One of my research area is the diagnosis of rare genetic conditions and in that context I collaborate with David Kelsell at Queen Mary University of London. One of the interesting cases we have analysed recently is an extremely rare condition in which the patients suffer severe chronic skin and bowel inflammation. I was in charge of the analysis of the sequence data, so for readers interested in the technical aspects here is a short overview: this was a sequencing project of pooled DNA (from three samples, only one of them relevant to this study), using a capture array to enrich for regions of the genome showing evidence of being linked to the disease. I first came across a 4 bp deletion in the ADAM17 gene, and it was rapidly identified by David Kelsell and his team as a likely cause of the disorder. Further functional work confirmed that this variant is almost certainly the disease-causing mutation.
This study was published last year and an interesting aspect is that the individual in whom this mutation was first seen is now 19 years old, doing well, and entering his second year at the University of Cambridge. Daniel MacArthur and myself met with him to discuss his thoughts and feelings about the whole experience.
First of all thank you very much for taking the time to talk to us at Genomes Unzipped. Before we start can you tell us how your general health is? Do you want to describe in broad terms what your genetic disease implies?
My health is OK overall but quite cyclical, which it typical for dermatological conditions. It is overall very manageable using a combination of anti-inflammatory steroids and antibiotics. It has been much worse in the past and I am now in a rather steady state.
As far as you can tell, when did the effort to diagnose your condition start? And in which place and with what tools?
As far as I remember really, it started at least when I was 3 or 4 yrs old but probably earlier. I was treated at the time at St Mary’s hospital and I remember a doctor telling us there that 2 weeks should be all they need to diagnose the problem. Obviously it turened out to be more complicated than this. When I was 6 I started being treated at Great Ormond Street Hospital (GOSH), the main children’s hospital in London. I went there regularly for many years.
How many diagnoses do you think you have received over the years? What doctors have you mostly been interacting with?

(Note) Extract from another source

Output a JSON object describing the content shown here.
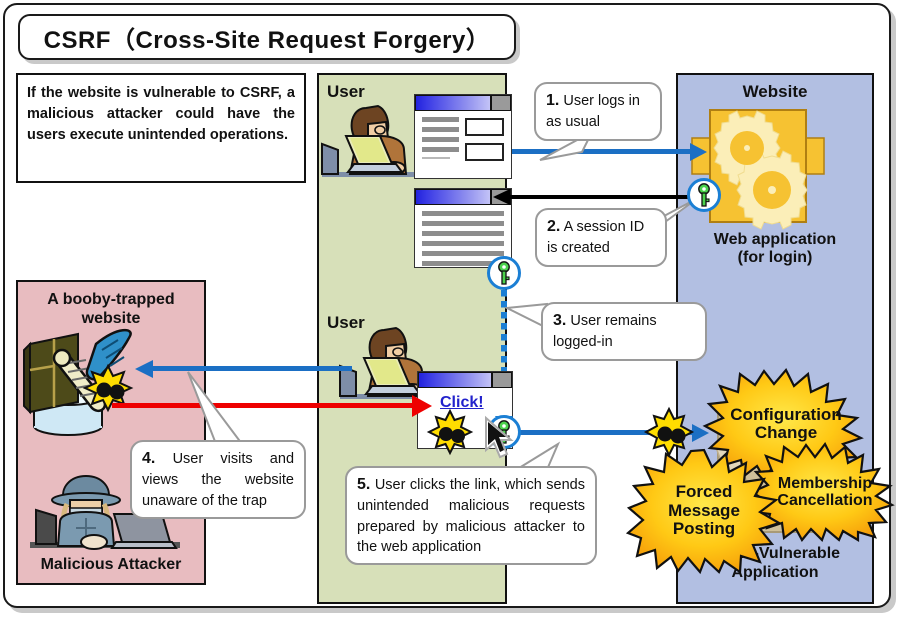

Yes quite a few diagnostics were suggested indeed. My doctor at GOSH was John Harper and he has kept looking after me for many years. He initially thought I had some version of Netherton syndrome, which turned out not to be the case. I went through quite a bit of genetic testing though using the tools available at the time, which obviously were not the same as today. Another diagnosis suggested at the time was trichotyodystrophy. As for Netherton syndome one of the clues that pointed to these conditions is a specific hair defect that is associated with my condition. The other doctors I have seen after that were Dr Edel Ann O’Toole and more recently Prof Gideon Lack and Prof David Kelsell (who is the senior author on the New England Journal of Medicine paper).
As of today, does the near certain knowledge of what your causal mutation is has implications for your health?
In fact yes. The first thing is that before the diagnosis was made I started an anti-TNFalpha treatment which was essentially pointless because my TNF-alpha production is very much limited by this homozygous loss-of-function ADAM17 variant. So this stopped this (expensive) treatment at least.
The identification of the causal variant and gene also suggested a new drug called Alitretinoin, a retinoic acid that is meant to increase the expression of other genes in the same pathway, in particular ADAM10, which can hopefully compensate for my lack of ADAM17. I started recently but so far it seems to help. Perhaps too early to be sure however.
Even in the absence of obvious practical implications, does that knowledge seem beneficial to you in any way?
Very much so. Knowing what is going on, being able to get some understanding of the problem is a big relief. Knowing that the trait is recessive and that I cannot pass it to my children is also great news.
How did your parents feel about getting this diagnosis?
They were very happy about it, especially my mother who has been incredibly committed to figuring out what is going on. She was really pleased about getting, at last, a convincing diagnosis. This has taken so many years and so much effort…
Can you tell us about your general experience with the UK NHS? Do you think you receive a particularly high level of attention? And if so, why?
I like the NHS, and they really gave me state of the art care throughout the entire process. Technology was not there to enable diagnosis but as soon as sequencing became available I could take advantage of it, which is remarkable. I really feel like I received an excellent treatment, and all doctors were caring and helpful. I cannot say to what extent my case is unique or not.
My mother does not fully share my opinion though, probably because she really had countless interactions with the NHS system which necessarily causes some frustration at some point. The worst part of the experience was probably visa related: when I was much younger there were issues with my expired visa, and at the time the need for intensive care is probably what allowed me to stay in the UK. But it eventually got sorted out.
Is there something you wish the NHS would have done differently/better?
No, not really. They did everything they could, and I am very grateful.
You study Physics in Uni. Any interest in genetics? do you follow the recent advances in the field?
I studied some biology. But I like the thinking process, not the extensive memorizing often associated with life sciences courses. I liked genetics though because it was less memorizing and more reasoning. But overall, mathematics and physics are more appealing to me right now.